Entries follow. Return each line that contains the word "when".

-- Dataset extract follows --

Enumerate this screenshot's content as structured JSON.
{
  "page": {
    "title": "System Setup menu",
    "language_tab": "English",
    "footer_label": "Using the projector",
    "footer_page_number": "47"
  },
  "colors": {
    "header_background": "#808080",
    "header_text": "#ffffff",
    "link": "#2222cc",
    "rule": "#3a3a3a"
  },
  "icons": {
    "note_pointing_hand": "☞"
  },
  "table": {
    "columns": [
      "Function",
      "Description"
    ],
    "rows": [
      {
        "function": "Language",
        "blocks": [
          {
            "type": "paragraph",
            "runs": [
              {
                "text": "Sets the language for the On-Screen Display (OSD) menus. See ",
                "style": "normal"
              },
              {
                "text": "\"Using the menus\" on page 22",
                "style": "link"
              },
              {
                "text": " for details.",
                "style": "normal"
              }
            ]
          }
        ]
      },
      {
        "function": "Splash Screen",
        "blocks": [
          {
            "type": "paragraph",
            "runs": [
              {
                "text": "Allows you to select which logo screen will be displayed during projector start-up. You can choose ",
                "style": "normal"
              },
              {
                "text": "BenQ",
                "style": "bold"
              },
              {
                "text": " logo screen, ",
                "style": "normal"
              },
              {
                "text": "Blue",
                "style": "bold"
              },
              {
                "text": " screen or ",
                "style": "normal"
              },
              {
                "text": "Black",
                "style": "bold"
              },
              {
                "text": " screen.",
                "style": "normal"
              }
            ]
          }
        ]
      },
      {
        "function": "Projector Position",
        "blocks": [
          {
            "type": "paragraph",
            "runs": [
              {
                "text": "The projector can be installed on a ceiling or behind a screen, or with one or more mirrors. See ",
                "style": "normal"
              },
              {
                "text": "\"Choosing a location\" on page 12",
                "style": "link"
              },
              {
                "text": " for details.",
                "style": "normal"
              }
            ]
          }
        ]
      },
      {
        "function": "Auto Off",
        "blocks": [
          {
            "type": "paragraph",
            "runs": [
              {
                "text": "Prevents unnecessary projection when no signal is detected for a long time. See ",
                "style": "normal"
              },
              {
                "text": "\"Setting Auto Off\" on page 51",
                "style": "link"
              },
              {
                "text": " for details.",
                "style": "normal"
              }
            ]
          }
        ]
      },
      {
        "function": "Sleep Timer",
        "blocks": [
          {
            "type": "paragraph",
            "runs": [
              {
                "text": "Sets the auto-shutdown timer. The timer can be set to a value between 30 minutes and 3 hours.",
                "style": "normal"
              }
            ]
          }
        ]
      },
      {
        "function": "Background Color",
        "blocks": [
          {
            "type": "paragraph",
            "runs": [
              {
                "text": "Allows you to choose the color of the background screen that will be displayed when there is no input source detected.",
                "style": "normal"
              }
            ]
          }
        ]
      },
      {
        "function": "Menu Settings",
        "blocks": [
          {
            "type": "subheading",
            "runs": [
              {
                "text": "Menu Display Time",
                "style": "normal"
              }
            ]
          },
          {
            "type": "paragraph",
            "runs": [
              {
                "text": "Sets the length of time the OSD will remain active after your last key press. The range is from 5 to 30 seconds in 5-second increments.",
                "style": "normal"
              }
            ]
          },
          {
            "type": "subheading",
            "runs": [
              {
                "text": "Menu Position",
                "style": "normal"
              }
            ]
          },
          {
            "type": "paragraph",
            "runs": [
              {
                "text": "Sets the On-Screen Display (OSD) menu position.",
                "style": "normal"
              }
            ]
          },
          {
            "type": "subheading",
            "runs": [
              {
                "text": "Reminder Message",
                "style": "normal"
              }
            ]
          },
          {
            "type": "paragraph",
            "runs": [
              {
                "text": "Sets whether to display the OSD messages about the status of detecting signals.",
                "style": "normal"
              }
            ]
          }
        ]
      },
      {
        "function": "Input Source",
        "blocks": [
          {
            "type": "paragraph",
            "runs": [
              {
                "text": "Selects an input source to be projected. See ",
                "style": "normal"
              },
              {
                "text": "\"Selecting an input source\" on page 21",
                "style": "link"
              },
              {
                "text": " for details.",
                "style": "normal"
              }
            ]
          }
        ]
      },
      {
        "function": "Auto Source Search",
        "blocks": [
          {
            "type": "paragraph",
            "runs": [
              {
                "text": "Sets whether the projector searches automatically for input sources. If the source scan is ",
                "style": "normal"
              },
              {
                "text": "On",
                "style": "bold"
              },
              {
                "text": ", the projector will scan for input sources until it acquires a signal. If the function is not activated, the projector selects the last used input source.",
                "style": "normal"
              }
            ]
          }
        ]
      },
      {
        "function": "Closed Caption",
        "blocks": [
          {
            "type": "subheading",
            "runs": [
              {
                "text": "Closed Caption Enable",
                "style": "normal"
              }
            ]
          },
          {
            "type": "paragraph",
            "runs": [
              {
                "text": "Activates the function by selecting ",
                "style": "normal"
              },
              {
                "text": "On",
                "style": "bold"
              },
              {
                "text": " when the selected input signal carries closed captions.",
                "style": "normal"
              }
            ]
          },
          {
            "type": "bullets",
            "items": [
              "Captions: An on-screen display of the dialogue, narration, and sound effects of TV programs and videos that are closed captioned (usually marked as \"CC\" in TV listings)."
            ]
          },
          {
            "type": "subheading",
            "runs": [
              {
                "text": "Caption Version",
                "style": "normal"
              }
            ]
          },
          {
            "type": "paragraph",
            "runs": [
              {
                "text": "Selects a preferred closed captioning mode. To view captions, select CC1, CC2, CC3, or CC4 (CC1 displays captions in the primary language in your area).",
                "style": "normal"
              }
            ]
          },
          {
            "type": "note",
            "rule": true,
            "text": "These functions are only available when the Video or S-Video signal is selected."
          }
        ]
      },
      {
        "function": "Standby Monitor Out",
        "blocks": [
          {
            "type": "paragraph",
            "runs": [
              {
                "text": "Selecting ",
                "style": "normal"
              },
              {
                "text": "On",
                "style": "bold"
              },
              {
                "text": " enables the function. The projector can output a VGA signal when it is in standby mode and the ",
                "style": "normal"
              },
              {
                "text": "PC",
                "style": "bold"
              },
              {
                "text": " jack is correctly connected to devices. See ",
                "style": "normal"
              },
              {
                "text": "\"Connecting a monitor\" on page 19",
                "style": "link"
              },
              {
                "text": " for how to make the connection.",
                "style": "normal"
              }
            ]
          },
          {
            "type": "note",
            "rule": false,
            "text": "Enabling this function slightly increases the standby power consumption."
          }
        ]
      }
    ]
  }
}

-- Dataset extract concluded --

• **Exercise result**:
                "text": "Prevents unnecessary projection when no signal is detected for a long time. See ",
                "text": "Allows you to choose the color of the background screen that will be displayed when there is no input source detected.",
                "text": " when the selected input signal carries closed captions.",
            "text": "These functions are only available when the Video or S-Video signal is selected."
                "text": " enables the function. The projector can output a VGA signal when it is in standby mode and the ",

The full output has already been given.